*What to work on:*
Take each line in the entries below that holds "Özellikleri" and show it.

··· Records for this exercise

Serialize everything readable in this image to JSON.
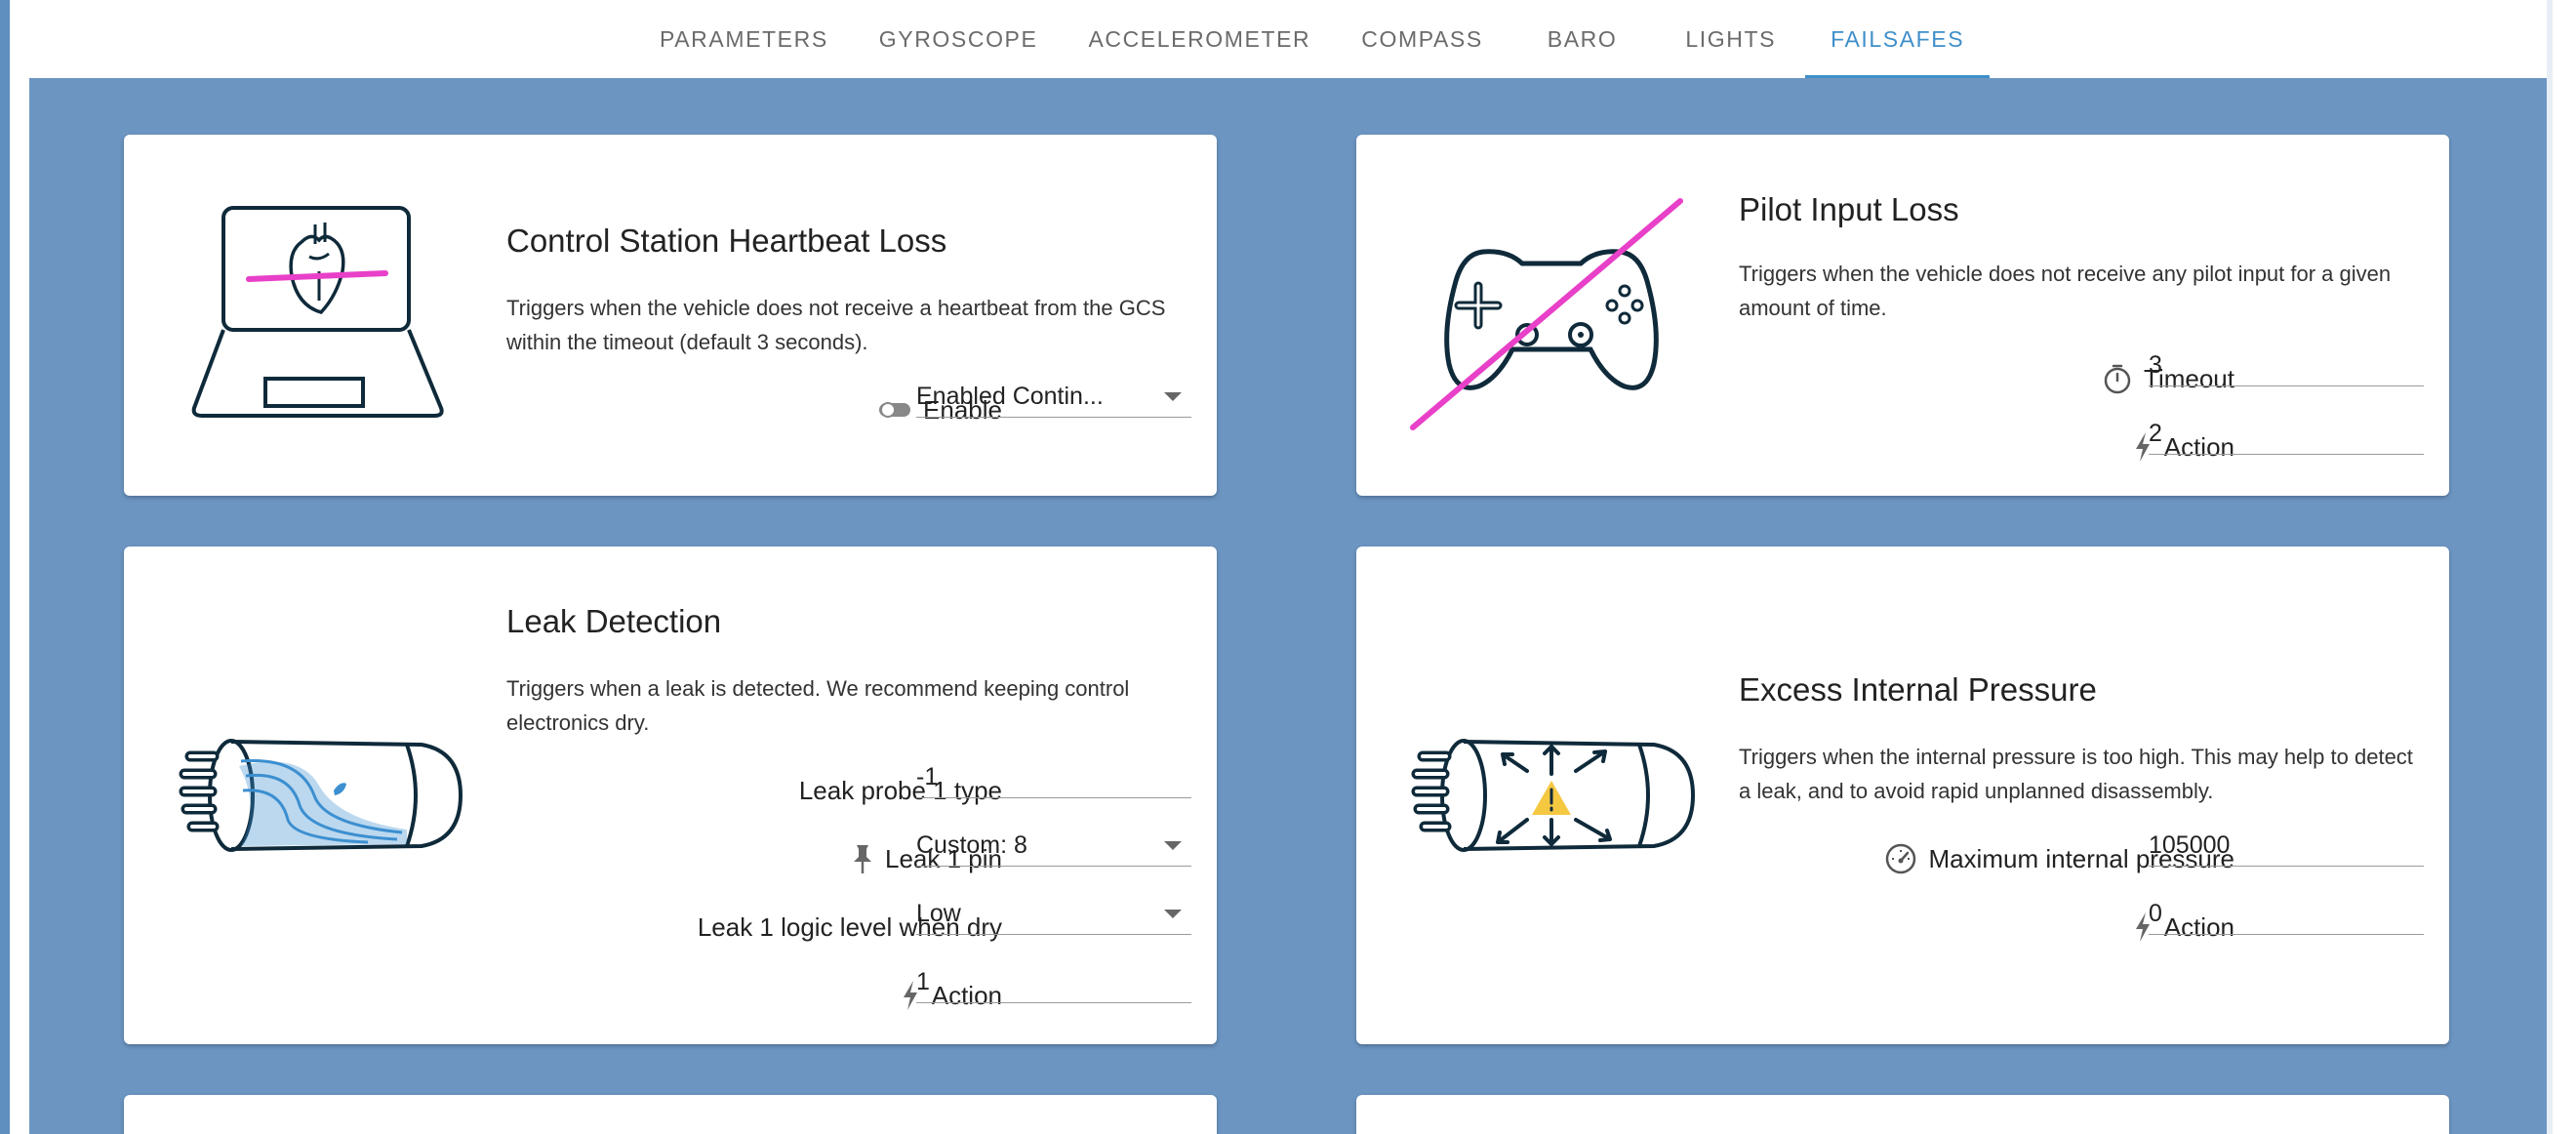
{
  "tabs": [
    {
      "label": "PARAMETERS"
    },
    {
      "label": "GYROSCOPE"
    },
    {
      "label": "ACCELEROMETER"
    },
    {
      "label": "COMPASS"
    },
    {
      "label": "BARO"
    },
    {
      "label": "LIGHTS"
    },
    {
      "label": "FAILSAFES",
      "active": true
    }
  ],
  "colors": {
    "accent": "#3f8fc9",
    "background": "#6c95c2",
    "strike": "#e840c8",
    "water": "#3c8fd0",
    "warning": "#f5c842",
    "ink": "#0f2a3a"
  },
  "cards": {
    "heartbeat": {
      "title": "Control Station Heartbeat Loss",
      "description": "Triggers when the vehicle does not receive a heartbeat from the GCS within the timeout (default 3 seconds).",
      "enable_icon": "toggle-icon",
      "enable_label": "Enable",
      "enable_value": "Enabled Contin..."
    },
    "pilot_input": {
      "title": "Pilot Input Loss",
      "description": "Triggers when the vehicle does not receive any pilot input for a given amount of time.",
      "timeout_icon": "stopwatch-icon",
      "timeout_label": "Timeout",
      "timeout_value": "3",
      "action_icon": "bolt-icon",
      "action_label": "Action",
      "action_value": "2"
    },
    "leak": {
      "title": "Leak Detection",
      "description": "Triggers when a leak is detected. We recommend keeping control electronics dry.",
      "probe_label": "Leak probe 1 type",
      "probe_value": "-1",
      "pin_icon": "pin-icon",
      "pin_label": "Leak 1 pin",
      "pin_value": "Custom: 8",
      "logic_label": "Leak 1 logic level when dry",
      "logic_value": "Low",
      "action_icon": "bolt-icon",
      "action_label": "Action",
      "action_value": "1"
    },
    "pressure": {
      "title": "Excess Internal Pressure",
      "description": "Triggers when the internal pressure is too high. This may help to detect a leak, and to avoid rapid unplanned disassembly.",
      "max_icon": "gauge-icon",
      "max_label": "Maximum internal pressure",
      "max_value": "105000",
      "action_icon": "bolt-icon",
      "action_label": "Action",
      "action_value": "0"
    }
  }
}
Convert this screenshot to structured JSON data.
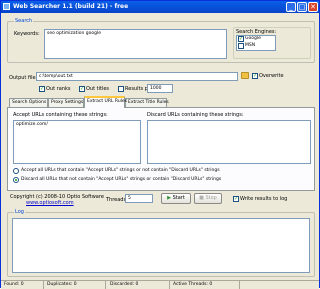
{
  "window": {
    "title": "Web Searcher 1.1 (build 21) - free",
    "minimize": "_",
    "maximize": "□",
    "close": "✕"
  },
  "search": {
    "group_label": "Search",
    "keywords_label": "Keywords:",
    "keywords_value": "seo optimization google",
    "engines_label": "Search Engines:",
    "engines": [
      {
        "label": "Google",
        "checked": true
      },
      {
        "label": "MSN",
        "checked": false
      }
    ]
  },
  "output": {
    "file_label": "Output file:",
    "file_value": "c:\\temp\\out.txt",
    "overwrite_label": "Overwrite",
    "out_ranks_label": "Out ranks",
    "out_titles_label": "Out titles",
    "results_per_file_label": "Results per file",
    "results_per_file_value": "1000"
  },
  "tabs": [
    {
      "label": "Search Options"
    },
    {
      "label": "Proxy Settings"
    },
    {
      "label": "Extract URL Rules"
    },
    {
      "label": "Extract Title Rules"
    }
  ],
  "rules": {
    "accept_label": "Accept URLs containing these strings:",
    "accept_value": "optimize.com/",
    "discard_label": "Discard URLs containing these strings:",
    "discard_value": "",
    "mode1_label": "Accept all URLs that contain \"Accept URLs\" strings or not contain \"Discard URLs\" strings",
    "mode2_label": "Discard all URLs that not contain \"Accept URLs\" strings or contain \"Discard URLs\" strings"
  },
  "footer": {
    "copyright": "Copyright (c) 2008-10 Optio Software",
    "website": "www.optiosoft.com",
    "threads_label": "Threads:",
    "threads_value": "5",
    "start_label": "Start",
    "stop_label": "Stop",
    "write_log_label": "Write results to log"
  },
  "log": {
    "group_label": "Log"
  },
  "status": {
    "found": "Found: 0",
    "duplicates": "Duplicates: 0",
    "discarded": "Discarded: 0",
    "active_threads": "Active Threads: 0"
  }
}
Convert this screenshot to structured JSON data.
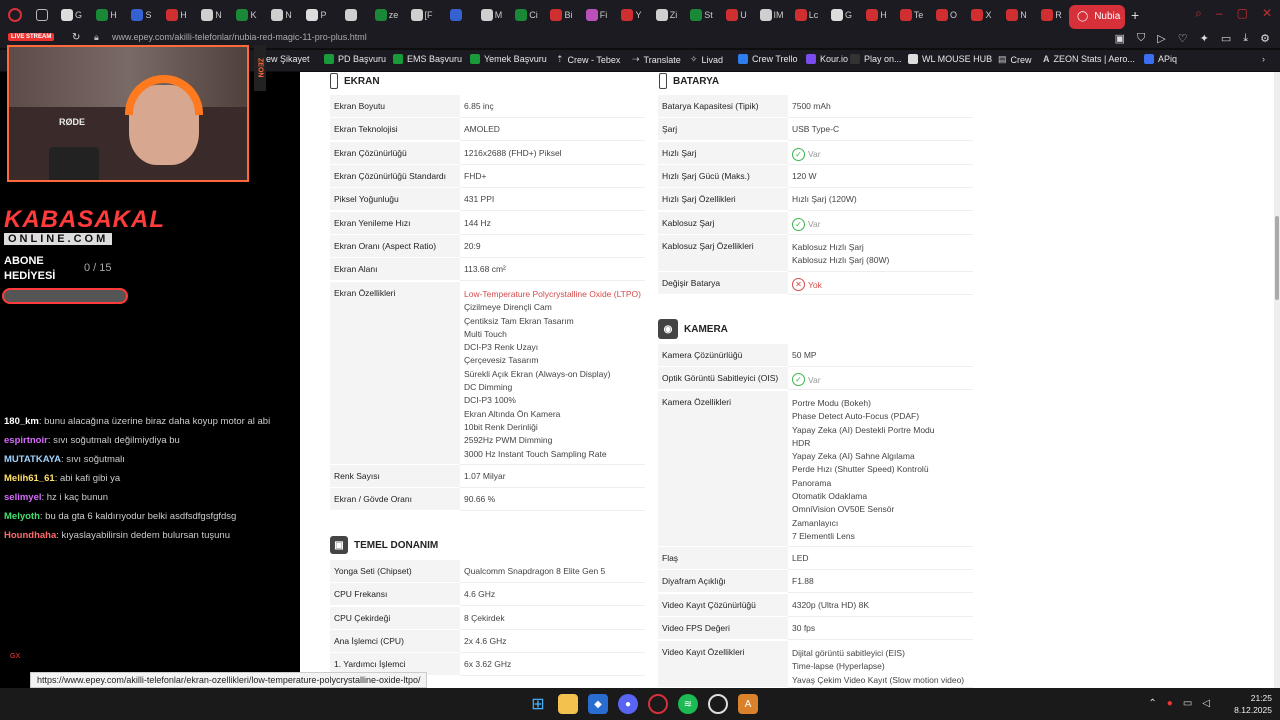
{
  "browser": {
    "active_tab_title": "Nubia",
    "url": "www.epey.com/akilli-telefonlar/nubia-red-magic-11-pro-plus.html",
    "status_url": "https://www.epey.com/akilli-telefonlar/ekran-ozellikleri/low-temperature-polycrystalline-oxide-ltpo/",
    "mini_tabs": [
      "G",
      "H",
      "S",
      "H",
      "N",
      "K",
      "N",
      "P",
      "",
      "ze",
      "[F",
      "",
      "M",
      "Ci",
      "Bi",
      "Fi",
      "Y",
      "Zi",
      "St",
      "U",
      "IM",
      "Lc",
      "G",
      "H",
      "Te",
      "O",
      "X",
      "N",
      "R"
    ],
    "bookmarks": [
      "PD Başvuru",
      "EMS Başvuru",
      "Yemek Başvuru",
      "Crew - Tebex",
      "Translate",
      "Livad",
      "Crew Trello",
      "Kour.io",
      "Play on...",
      "WL MOUSE HUB",
      "Crew",
      "ZEON Stats | Aero...",
      "APiq"
    ],
    "bookmark_prefix": "ew Şikayet"
  },
  "sections": {
    "ekran": {
      "title": "EKRAN",
      "rows": [
        {
          "label": "Ekran Boyutu",
          "value": "6.85 inç"
        },
        {
          "label": "Ekran Teknolojisi",
          "value": "AMOLED"
        },
        {
          "label": "Ekran Çözünürlüğü",
          "value": "1216x2688 (FHD+) Piksel"
        },
        {
          "label": "Ekran Çözünürlüğü Standardı",
          "value": "FHD+"
        },
        {
          "label": "Piksel Yoğunluğu",
          "value": "431 PPI"
        },
        {
          "label": "Ekran Yenileme Hızı",
          "value": "144 Hz"
        },
        {
          "label": "Ekran Oranı (Aspect Ratio)",
          "value": "20:9"
        },
        {
          "label": "Ekran Alanı",
          "value": "113.68 cm²"
        }
      ],
      "features_label": "Ekran Özellikleri",
      "features": [
        "Low-Temperature Polycrystalline Oxide (LTPO)",
        "Çizilmeye Dirençli Cam",
        "Çentiksiz Tam Ekran Tasarım",
        "Multi Touch",
        "DCI-P3 Renk Uzayı",
        "Çerçevesiz Tasarım",
        "Sürekli Açık Ekran (Always-on Display)",
        "DC Dimming",
        "DCI-P3 100%",
        "Ekran Altında Ön Kamera",
        "10bit Renk Derinliği",
        "2592Hz PWM Dimming",
        "3000 Hz Instant Touch Sampling Rate"
      ],
      "rows2": [
        {
          "label": "Renk Sayısı",
          "value": "1.07 Milyar"
        },
        {
          "label": "Ekran / Gövde Oranı",
          "value": "90.66 %"
        }
      ]
    },
    "temel": {
      "title": "TEMEL DONANIM",
      "rows": [
        {
          "label": "Yonga Seti (Chipset)",
          "value": "Qualcomm Snapdragon 8 Elite Gen 5"
        },
        {
          "label": "CPU Frekansı",
          "value": "4.6 GHz"
        },
        {
          "label": "CPU Çekirdeği",
          "value": "8 Çekirdek"
        },
        {
          "label": "Ana İşlemci (CPU)",
          "value": "2x 4.6 GHz"
        },
        {
          "label": "1. Yardımcı İşlemci",
          "value": "6x 3.62 GHz"
        }
      ]
    },
    "batarya": {
      "title": "BATARYA",
      "rows": [
        {
          "label": "Batarya Kapasitesi (Tipik)",
          "value": "7500 mAh",
          "kind": "text"
        },
        {
          "label": "Şarj",
          "value": "USB Type-C",
          "kind": "text"
        },
        {
          "label": "Hızlı Şarj",
          "value": "Var",
          "kind": "ok"
        },
        {
          "label": "Hızlı Şarj Gücü (Maks.)",
          "value": "120 W",
          "kind": "text"
        },
        {
          "label": "Hızlı Şarj Özellikleri",
          "value": "Hızlı Şarj (120W)",
          "kind": "text"
        },
        {
          "label": "Kablosuz Şarj",
          "value": "Var",
          "kind": "ok"
        }
      ],
      "wireless_label": "Kablosuz Şarj Özellikleri",
      "wireless_lines": [
        "Kablosuz Hızlı Şarj",
        "Kablosuz Hızlı Şarj (80W)"
      ],
      "swap_label": "Değişir Batarya",
      "swap_value": "Yok"
    },
    "kamera": {
      "title": "KAMERA",
      "res_label": "Kamera Çözünürlüğü",
      "res_value": "50 MP",
      "ois_label": "Optik Görüntü Sabitleyici (OIS)",
      "ois_value": "Var",
      "features_label": "Kamera Özellikleri",
      "features": [
        "Portre Modu (Bokeh)",
        "Phase Detect Auto-Focus (PDAF)",
        "Yapay Zeka (AI) Destekli Portre Modu",
        "HDR",
        "Yapay Zeka (AI) Sahne Algılama",
        "Perde Hızı (Shutter Speed) Kontrolü",
        "Panorama",
        "Otomatik Odaklama",
        "OmniVision OV50E Sensör",
        "Zamanlayıcı",
        "7 Elementli Lens"
      ],
      "rows2": [
        {
          "label": "Flaş",
          "value": "LED"
        },
        {
          "label": "Diyafram Açıklığı",
          "value": "F1.88"
        },
        {
          "label": "Video Kayıt Çözünürlüğü",
          "value": "4320p (Ultra HD) 8K"
        },
        {
          "label": "Video FPS Değeri",
          "value": "30 fps"
        }
      ],
      "video_label": "Video Kayıt Özellikleri",
      "video_lines": [
        "Dijital görüntü sabitleyici (EIS)",
        "Time-lapse (Hyperlapse)",
        "Yavaş Çekim Video Kayıt (Slow motion video)"
      ]
    }
  },
  "stream": {
    "live_badge": "LIVE STREAM",
    "zeon_tag": "ZEON",
    "rode": "RØDE",
    "brand": "KABASAKAL",
    "brand_sub": "ONLINE.COM",
    "abone_line1": "ABONE",
    "abone_line2": "HEDİYESİ",
    "abone_count": "0 / 15",
    "chat": [
      {
        "user": "180_km",
        "text": ": bunu alacağına üzerine biraz daha koyup motor al abi",
        "color": "#ffffff"
      },
      {
        "user": "espirtnoir",
        "text": ": sıvı soğutmalı değilmiydiya bu",
        "color": "#d66bff"
      },
      {
        "user": "MUTATKAYA",
        "text": ": sıvı soğutmalı",
        "color": "#9fd4ff"
      },
      {
        "user": "Melih61_61",
        "text": ": abi kafi gibi ya",
        "color": "#ffe066"
      },
      {
        "user": "selimyel",
        "text": ": hz i kaç bunun",
        "color": "#d66bff"
      },
      {
        "user": "Melyoth",
        "text": ": bu da gta 6 kaldırıyodur belki asdfsdfgsfgfdsg",
        "color": "#40e070"
      },
      {
        "user": "Houndhaha",
        "text": ": kıyaslayabilirsin dedem bulursan tuşunu",
        "color": "#ff6b6b"
      }
    ]
  },
  "taskbar": {
    "time": "21:25",
    "date": "8.12.2025"
  }
}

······

*Reply to the task:*
      "features_label": "Ekran Özellikleri",
          "label": "Hızlı Şarj Özellikleri",
      "wireless_label": "Kablosuz Şarj Özellikleri",
      "features_label": "Kamera Özellikleri",
      "video_label": "Video Kayıt Özellikleri",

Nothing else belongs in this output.